We had a very busy day planned that included no less than: reading every last volume in our home library, cleaning out all closets, weeding and other miscellaneous household projects. We were also scheduled to go bulk food shopping, school uniform shopping, and oh yeah, haircuts were also penciled in on the ambitious To-Do List.

But unbeknownst to me, fate had something else in store for us, when I got up that morning, pulled on my military fatigues and tossed back two 12-ounce cups of joe, poised to tackle every last item on this absurdly unrealistic agenda.

Awaking hours before my sleepy summer sloths, I was in full manic-swing by the time they emerged one-by-one, behemoth-breathed and crusty-eyed, from their slumber caves.
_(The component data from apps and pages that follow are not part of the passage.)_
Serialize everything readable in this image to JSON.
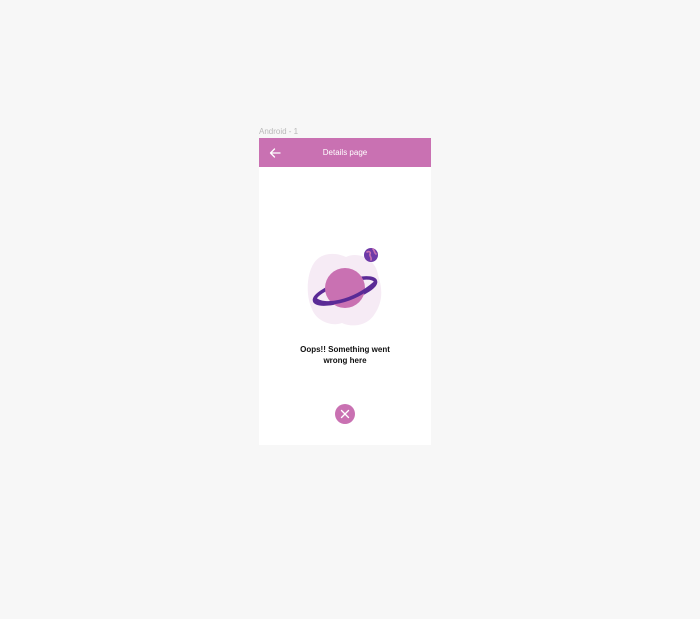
{
  "canvas": {
    "frame_label": "Android - 1"
  },
  "appbar": {
    "title": "Details page",
    "back_icon": "arrow-left-icon",
    "color": "#c971b2"
  },
  "error": {
    "message": "Oops!! Something went wrong here",
    "illustration": "planet-icon",
    "accent": "#5a2a96"
  },
  "close_button": {
    "icon": "close-icon",
    "color": "#c971b2"
  }
}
They wolfed down breakfast then dashed off. No explanation.

And while cleaning up the kitchen the most calming, melodic sound I’ve ever heard had settled over the house –SILENCE!

Panicky, I padded into my kids’ rooms assuming they were asphyxiating after jamming Legos down one another’s throats. Yet to my astonishment, I discovered all five children engrossed in a makeshift game they affectionately entitled “The Drive-Thru.” Through a meticulously-organized rotation system, each one had a designated role and all were in compliance with the schedule. The props were nothing more than a large container of fake food and utensils, a couple of plastic trays, bag of Monopoly money, tiny pad of paper, pencil and tape.

And with these “primitive” items, they alternated playing the role of chef, waiter, drive-thru customer, and cashier. And kept themselves entertained for TWELVE HOURS. Okay, let me repeat that last piece of vital information: TWELVE HOURS.

No video game, no television, no iPhone app has ever held their collective attention so long. Ever.

At first, being such a control-freak, I tried to coax the kids to stop playing and stick to the day’s agenda, enticing them with the first activity: cleaning out the litter box. But after a few feeble attempts I backed off and recognized this moment as epic, as a once-in-a-lifetime golden opportunity, as a freak accident.

So I put my list aside, sat down at my desk and spent the entire day and most of the evening catching up on writing projects I’d put off. Basically, I focused on the very stuff I’m unable to do when noisy children buzz about.

Every hour or so I checked in and reminded them to urinate when they felt the urge. But I tell you, these kids were rapt and so excited, I had to drag them out to the kitchen for a quick bite.

What did I learn? What I suspected all along: when I ignore my kids they get along great.